### THE TASK
Wherever a picture appears, skip it and retype the rest of the data exactly.

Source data
- - - - -
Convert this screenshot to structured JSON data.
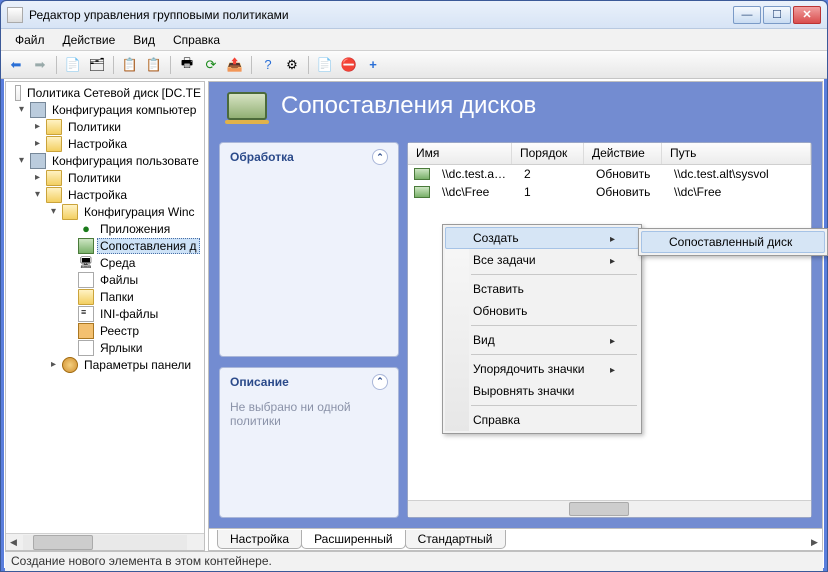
{
  "window": {
    "title": "Редактор управления групповыми политиками"
  },
  "menu": {
    "file": "Файл",
    "action": "Действие",
    "view": "Вид",
    "help": "Справка"
  },
  "tree": {
    "root": "Политика Сетевой диск [DC.TE",
    "comp_conf": "Конфигурация компьютер",
    "policies": "Политики",
    "settings": "Настройка",
    "user_conf": "Конфигурация пользовате",
    "win_conf": "Конфигурация Winc",
    "apps": "Приложения",
    "drive_maps": "Сопоставления д",
    "env": "Среда",
    "files": "Файлы",
    "folders": "Папки",
    "ini": "INI-файлы",
    "registry": "Реестр",
    "shortcuts": "Ярлыки",
    "ctrl_panel": "Параметры панели"
  },
  "header": {
    "title": "Сопоставления дисков"
  },
  "panels": {
    "processing": "Обработка",
    "description": "Описание",
    "desc_empty": "Не выбрано ни одной политики"
  },
  "list": {
    "cols": {
      "name": "Имя",
      "order": "Порядок",
      "action": "Действие",
      "path": "Путь"
    },
    "rows": [
      {
        "name": "\\\\dc.test.alt\\...",
        "order": "2",
        "action": "Обновить",
        "path": "\\\\dc.test.alt\\sysvol"
      },
      {
        "name": "\\\\dc\\Free",
        "order": "1",
        "action": "Обновить",
        "path": "\\\\dc\\Free"
      }
    ]
  },
  "tabs": {
    "settings": "Настройка",
    "extended": "Расширенный",
    "standard": "Стандартный"
  },
  "status": "Создание нового элемента в этом контейнере.",
  "ctx": {
    "create": "Создать",
    "all_tasks": "Все задачи",
    "paste": "Вставить",
    "refresh": "Обновить",
    "view": "Вид",
    "arrange": "Упорядочить значки",
    "align": "Выровнять значки",
    "help": "Справка",
    "mapped_drive": "Сопоставленный диск"
  }
}
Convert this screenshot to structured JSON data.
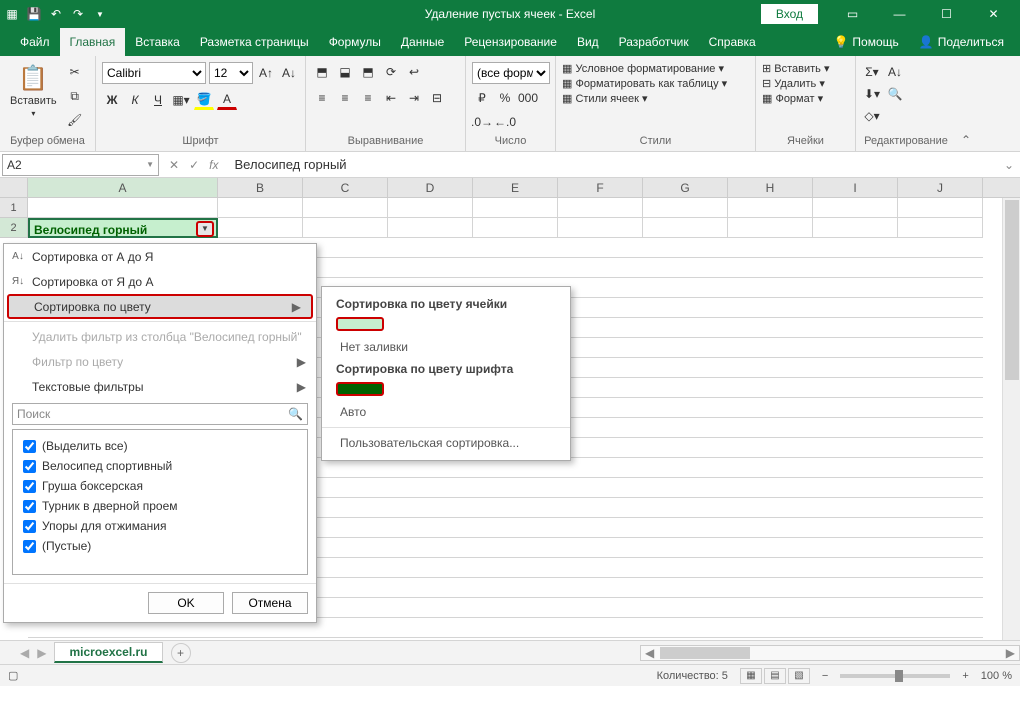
{
  "title": "Удаление пустых ячеек  -  Excel",
  "signin": "Вход",
  "tabs": [
    "Файл",
    "Главная",
    "Вставка",
    "Разметка страницы",
    "Формулы",
    "Данные",
    "Рецензирование",
    "Вид",
    "Разработчик",
    "Справка"
  ],
  "active_tab": 1,
  "help_search": "Помощь",
  "share": "Поделиться",
  "ribbon": {
    "clipboard": {
      "label": "Буфер обмена",
      "paste": "Вставить"
    },
    "font": {
      "label": "Шрифт",
      "family": "Calibri",
      "size": "12"
    },
    "alignment": {
      "label": "Выравнивание"
    },
    "number": {
      "label": "Число",
      "format": "(все форм"
    },
    "styles": {
      "label": "Стили",
      "cond": "Условное форматирование",
      "table": "Форматировать как таблицу",
      "cell": "Стили ячеек"
    },
    "cells": {
      "label": "Ячейки",
      "insert": "Вставить",
      "delete": "Удалить",
      "format": "Формат"
    },
    "editing": {
      "label": "Редактирование"
    }
  },
  "namebox": "A2",
  "formula": "Велосипед горный",
  "columns": [
    "A",
    "B",
    "C",
    "D",
    "E",
    "F",
    "G",
    "H",
    "I",
    "J"
  ],
  "row1": "1",
  "row2": "2",
  "cellA2": "Велосипед горный",
  "filter_menu": {
    "sort_az": "Сортировка от А до Я",
    "sort_za": "Сортировка от Я до А",
    "sort_color": "Сортировка по цвету",
    "clear": "Удалить фильтр из столбца \"Велосипед горный\"",
    "filter_color": "Фильтр по цвету",
    "text_filters": "Текстовые фильтры",
    "search_ph": "Поиск",
    "items": [
      "(Выделить все)",
      "Велосипед спортивный",
      "Груша боксерская",
      "Турник в дверной проем",
      "Упоры для отжимания",
      "(Пустые)"
    ],
    "ok": "OK",
    "cancel": "Отмена"
  },
  "submenu": {
    "by_cell": "Сортировка по цвету ячейки",
    "no_fill": "Нет заливки",
    "by_font": "Сортировка по цвету шрифта",
    "auto": "Авто",
    "custom": "Пользовательская сортировка..."
  },
  "sheet": "microexcel.ru",
  "status": {
    "count_lbl": "Количество:",
    "count": "5",
    "zoom": "100 %"
  }
}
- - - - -
### EXERCISE RESPONSE
Convert this screenshot to structured JSON data.
{
  "window": {
    "title": "Редактор управления групповыми политиками"
  },
  "menu": {
    "file": "Файл",
    "action": "Действие",
    "view": "Вид",
    "help": "Справка"
  },
  "tree": {
    "root": "Политика Сетевой диск [DC.TE",
    "comp_conf": "Конфигурация компьютер",
    "policies": "Политики",
    "settings": "Настройка",
    "user_conf": "Конфигурация пользовате",
    "win_conf": "Конфигурация Winc",
    "apps": "Приложения",
    "drive_maps": "Сопоставления д",
    "env": "Среда",
    "files": "Файлы",
    "folders": "Папки",
    "ini": "INI-файлы",
    "registry": "Реестр",
    "shortcuts": "Ярлыки",
    "ctrl_panel": "Параметры панели"
  },
  "header": {
    "title": "Сопоставления дисков"
  },
  "panels": {
    "processing": "Обработка",
    "description": "Описание",
    "desc_empty": "Не выбрано ни одной политики"
  },
  "list": {
    "cols": {
      "name": "Имя",
      "order": "Порядок",
      "action": "Действие",
      "path": "Путь"
    },
    "rows": [
      {
        "name": "\\\\dc.test.alt\\...",
        "order": "2",
        "action": "Обновить",
        "path": "\\\\dc.test.alt\\sysvol"
      },
      {
        "name": "\\\\dc\\Free",
        "order": "1",
        "action": "Обновить",
        "path": "\\\\dc\\Free"
      }
    ]
  },
  "tabs": {
    "settings": "Настройка",
    "extended": "Расширенный",
    "standard": "Стандартный"
  },
  "status": "Создание нового элемента в этом контейнере.",
  "ctx": {
    "create": "Создать",
    "all_tasks": "Все задачи",
    "paste": "Вставить",
    "refresh": "Обновить",
    "view": "Вид",
    "arrange": "Упорядочить значки",
    "align": "Выровнять значки",
    "help": "Справка",
    "mapped_drive": "Сопоставленный диск"
  }
}
Convert this screenshot to structured JSON data.
{
  "title": "Удаление пустых ячеек  -  Excel",
  "signin": "Вход",
  "tabs": [
    "Файл",
    "Главная",
    "Вставка",
    "Разметка страницы",
    "Формулы",
    "Данные",
    "Рецензирование",
    "Вид",
    "Разработчик",
    "Справка"
  ],
  "active_tab": 1,
  "help_search": "Помощь",
  "share": "Поделиться",
  "ribbon": {
    "clipboard": {
      "label": "Буфер обмена",
      "paste": "Вставить"
    },
    "font": {
      "label": "Шрифт",
      "family": "Calibri",
      "size": "12"
    },
    "alignment": {
      "label": "Выравнивание"
    },
    "number": {
      "label": "Число",
      "format": "(все форм"
    },
    "styles": {
      "label": "Стили",
      "cond": "Условное форматирование",
      "table": "Форматировать как таблицу",
      "cell": "Стили ячеек"
    },
    "cells": {
      "label": "Ячейки",
      "insert": "Вставить",
      "delete": "Удалить",
      "format": "Формат"
    },
    "editing": {
      "label": "Редактирование"
    }
  },
  "namebox": "A2",
  "formula": "Велосипед горный",
  "columns": [
    "A",
    "B",
    "C",
    "D",
    "E",
    "F",
    "G",
    "H",
    "I",
    "J"
  ],
  "row1": "1",
  "row2": "2",
  "cellA2": "Велосипед горный",
  "filter_menu": {
    "sort_az": "Сортировка от А до Я",
    "sort_za": "Сортировка от Я до А",
    "sort_color": "Сортировка по цвету",
    "clear": "Удалить фильтр из столбца \"Велосипед горный\"",
    "filter_color": "Фильтр по цвету",
    "text_filters": "Текстовые фильтры",
    "search_ph": "Поиск",
    "items": [
      "(Выделить все)",
      "Велосипед спортивный",
      "Груша боксерская",
      "Турник в дверной проем",
      "Упоры для отжимания",
      "(Пустые)"
    ],
    "ok": "OK",
    "cancel": "Отмена"
  },
  "submenu": {
    "by_cell": "Сортировка по цвету ячейки",
    "no_fill": "Нет заливки",
    "by_font": "Сортировка по цвету шрифта",
    "auto": "Авто",
    "custom": "Пользовательская сортировка..."
  },
  "sheet": "microexcel.ru",
  "status": {
    "count_lbl": "Количество:",
    "count": "5",
    "zoom": "100 %"
  }
}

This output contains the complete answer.